[Start of section]

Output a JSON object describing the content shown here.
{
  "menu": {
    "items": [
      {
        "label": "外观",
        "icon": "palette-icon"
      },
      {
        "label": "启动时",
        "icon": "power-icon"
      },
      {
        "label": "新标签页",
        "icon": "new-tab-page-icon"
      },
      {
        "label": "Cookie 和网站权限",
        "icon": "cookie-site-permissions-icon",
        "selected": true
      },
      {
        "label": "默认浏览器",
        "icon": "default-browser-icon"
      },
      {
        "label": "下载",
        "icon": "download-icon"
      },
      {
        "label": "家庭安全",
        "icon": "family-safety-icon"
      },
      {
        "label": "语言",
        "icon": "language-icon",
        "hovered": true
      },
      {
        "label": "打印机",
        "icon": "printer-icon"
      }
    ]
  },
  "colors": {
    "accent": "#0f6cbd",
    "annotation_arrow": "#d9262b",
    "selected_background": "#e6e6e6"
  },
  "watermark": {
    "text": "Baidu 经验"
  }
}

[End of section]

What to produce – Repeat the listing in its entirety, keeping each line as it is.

Exercise response –
Output a JSON object describing the content shown here.
{
  "menu": {
    "items": [
      {
        "label": "外观",
        "icon": "palette-icon"
      },
      {
        "label": "启动时",
        "icon": "power-icon"
      },
      {
        "label": "新标签页",
        "icon": "new-tab-page-icon"
      },
      {
        "label": "Cookie 和网站权限",
        "icon": "cookie-site-permissions-icon",
        "selected": true
      },
      {
        "label": "默认浏览器",
        "icon": "default-browser-icon"
      },
      {
        "label": "下载",
        "icon": "download-icon"
      },
      {
        "label": "家庭安全",
        "icon": "family-safety-icon"
      },
      {
        "label": "语言",
        "icon": "language-icon",
        "hovered": true
      },
      {
        "label": "打印机",
        "icon": "printer-icon"
      }
    ]
  },
  "colors": {
    "accent": "#0f6cbd",
    "annotation_arrow": "#d9262b",
    "selected_background": "#e6e6e6"
  },
  "watermark": {
    "text": "Baidu 经验"
  }
}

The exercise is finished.